There are over seven different methods to authenticate. These are:
- Open authentication
- WEP (Wired Equivalent Privacy)
- EAP (Extensible Authentication Protocol)
- LEAP (Lightweight EAP)
- EAP-FAST (EAP Flexible Authentication via Secure Tunneling)
- PEAP (Protected EAP)
- EAP-TLS (EAP Transport Layer Security)
Let us now cover each one of them in brief.
Less Secure Methods for Authentication
1. Open Authentication
- The client first sends an authentication request and the AP accepts it. No questions are asked and there is no need to enter credentials.
- This is NOT a secure authentication method.
- The AP accepts all authentication requests.
- This method is still used today in combination with other authentication methods.
- Consider connecting to Wi-Fi in a restaurant that does not require you to enter any password to connect to the Wi-Fi. However, after the connection is built, it asks the user to authenticate himself through his user id, etc.
2. Wired Equivalent Privacy (WEP)
- WEP is not just an authentication method. It provides encryption as well to wireless traffic.
- It uses the RC4 algorithm for encryption.
- It requests the sender and receiver to use the same key. Therefore, it works on the ‘shared-key’ protocol to authenticate.
- WEP keys can be 40-140 bits in length.
- WEP encryption is NOT secure. It can easily be cracked.
More Secure Methods for Authentication
3. Extensible Authentication Protocol
- It is an authentication framework that is used by various EAP (LEAP, EAP-FAST, PEAP, EAP-TLS) methods.
- It defines a standard set of authentication functions.
- It provides port-based network access control as it is integrated with 802.1X. It is used to limit network access for clients connected to LAN or WAN until they are authenticated.
4. EAP Authentication Methods Used in Wireless LANs
- 4. LEAP (Lightweight EAP)
- It has been created by Cisco as a better version of WEP.
- The clients need to provide a username and password to connect with the AP to authenticate.
- Mutual authentication is provided by both the client and the server, unlike WEP where only AP sends the authentication message.
- The keys used are dynamic WEP keys.
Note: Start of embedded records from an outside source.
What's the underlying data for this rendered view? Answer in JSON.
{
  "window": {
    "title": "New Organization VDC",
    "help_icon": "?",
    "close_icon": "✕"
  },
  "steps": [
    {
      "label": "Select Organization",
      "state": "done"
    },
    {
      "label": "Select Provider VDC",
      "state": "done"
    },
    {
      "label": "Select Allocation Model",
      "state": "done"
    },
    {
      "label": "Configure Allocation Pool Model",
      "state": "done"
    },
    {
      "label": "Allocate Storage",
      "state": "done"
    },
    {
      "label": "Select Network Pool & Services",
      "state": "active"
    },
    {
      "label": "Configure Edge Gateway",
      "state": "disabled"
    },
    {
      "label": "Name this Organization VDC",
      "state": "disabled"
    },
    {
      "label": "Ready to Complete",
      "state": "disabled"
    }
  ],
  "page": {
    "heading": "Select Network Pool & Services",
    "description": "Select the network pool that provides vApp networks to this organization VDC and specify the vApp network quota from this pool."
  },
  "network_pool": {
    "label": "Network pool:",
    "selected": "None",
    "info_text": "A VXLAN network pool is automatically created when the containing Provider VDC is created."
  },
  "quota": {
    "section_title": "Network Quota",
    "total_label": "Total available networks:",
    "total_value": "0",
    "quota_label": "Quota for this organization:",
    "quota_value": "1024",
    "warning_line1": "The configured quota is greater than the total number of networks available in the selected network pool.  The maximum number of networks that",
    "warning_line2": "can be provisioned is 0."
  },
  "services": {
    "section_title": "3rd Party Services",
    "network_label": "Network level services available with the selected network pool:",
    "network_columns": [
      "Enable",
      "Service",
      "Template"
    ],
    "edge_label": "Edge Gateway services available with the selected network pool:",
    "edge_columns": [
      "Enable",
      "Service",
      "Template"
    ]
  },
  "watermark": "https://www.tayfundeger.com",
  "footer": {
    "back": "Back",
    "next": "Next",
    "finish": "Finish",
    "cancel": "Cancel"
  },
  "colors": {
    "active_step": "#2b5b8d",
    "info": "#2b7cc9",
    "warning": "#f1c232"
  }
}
Therefore, they keep changing.
5. EAP-FAST (EAP Flexible Authentication via Secure Tunneling)
- It has also been developed by Cisco.
- It consists of three phases:
- Protected Access Credential (PAC) is created and sent over to the client via the server.
- A secure TLS server is created between the user and the authentication server.
- The server and client then community further for mutual authentication in the TLS server.
6. Protected EAP
- PEAP also creates a secure TLS tunnel between the client and server like EAP-FAST.
- The server consists of a digital certificate instead of a PAC.
- This certificate is used to certify the server by the client.
7. EAP-TLS (EAP Transport Layer Security)
- EAP-TLS requires all the ASs as well as clients to have a certificate.
- It is the MOST secure wireless authentication method.
- It is more difficult to implement PEAP because every client device needs a certificate.
- The TLS tunnel is still used to exchange encryption key information.
This marks the end of all the important concepts in wireless network security. We have majorly covered all the authentication methods in this blog.
In the upcoming blog, we will cover authentication and integrity. Stay tuned